> YOUR OBJECTIVE
If a line of the material contains "title", copy it.

> DATA EXCERPTS

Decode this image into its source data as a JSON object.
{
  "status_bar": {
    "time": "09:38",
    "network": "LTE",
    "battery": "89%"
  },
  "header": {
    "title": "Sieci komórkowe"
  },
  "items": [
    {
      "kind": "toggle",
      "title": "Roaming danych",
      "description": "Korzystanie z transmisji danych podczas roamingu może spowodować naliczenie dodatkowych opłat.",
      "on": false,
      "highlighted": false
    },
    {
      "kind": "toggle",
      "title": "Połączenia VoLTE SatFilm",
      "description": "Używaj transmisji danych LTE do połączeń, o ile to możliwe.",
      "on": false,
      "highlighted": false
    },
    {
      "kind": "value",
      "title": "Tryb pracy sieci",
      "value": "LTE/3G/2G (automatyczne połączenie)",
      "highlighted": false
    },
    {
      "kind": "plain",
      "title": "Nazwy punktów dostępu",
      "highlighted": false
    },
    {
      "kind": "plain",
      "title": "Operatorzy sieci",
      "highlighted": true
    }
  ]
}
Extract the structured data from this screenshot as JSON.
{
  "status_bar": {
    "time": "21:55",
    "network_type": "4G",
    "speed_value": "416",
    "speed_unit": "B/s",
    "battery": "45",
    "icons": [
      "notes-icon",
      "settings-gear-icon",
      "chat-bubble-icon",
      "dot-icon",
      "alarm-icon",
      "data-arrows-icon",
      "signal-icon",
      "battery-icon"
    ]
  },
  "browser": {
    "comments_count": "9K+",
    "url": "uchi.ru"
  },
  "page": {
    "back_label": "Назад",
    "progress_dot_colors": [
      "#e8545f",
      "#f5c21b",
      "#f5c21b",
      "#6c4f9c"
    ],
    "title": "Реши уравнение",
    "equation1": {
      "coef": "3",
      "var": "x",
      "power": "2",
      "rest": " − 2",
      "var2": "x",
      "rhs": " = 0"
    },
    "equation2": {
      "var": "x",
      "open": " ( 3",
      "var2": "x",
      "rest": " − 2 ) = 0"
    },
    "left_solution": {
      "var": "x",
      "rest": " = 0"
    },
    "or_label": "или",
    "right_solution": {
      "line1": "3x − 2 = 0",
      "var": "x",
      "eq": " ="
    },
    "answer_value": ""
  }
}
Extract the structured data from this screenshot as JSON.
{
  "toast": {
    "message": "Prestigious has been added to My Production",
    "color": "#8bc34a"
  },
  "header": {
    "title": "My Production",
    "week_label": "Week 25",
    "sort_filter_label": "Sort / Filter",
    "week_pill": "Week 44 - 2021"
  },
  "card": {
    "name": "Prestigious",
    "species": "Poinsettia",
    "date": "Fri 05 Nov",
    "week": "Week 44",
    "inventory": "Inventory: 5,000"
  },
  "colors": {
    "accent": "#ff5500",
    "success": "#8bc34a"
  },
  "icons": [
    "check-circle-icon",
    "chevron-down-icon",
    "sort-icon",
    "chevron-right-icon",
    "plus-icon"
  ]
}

> RESULT OF THE TASK
    "title": "Sieci komórkowe"
      "title": "Roaming danych",
      "title": "Połączenia VoLTE SatFilm",
      "title": "Tryb pracy sieci",
      "title": "Nazwy punktów dostępu",
      "title": "Operatorzy sieci",
    "title": "Реши уравнение",
    "title": "My Production",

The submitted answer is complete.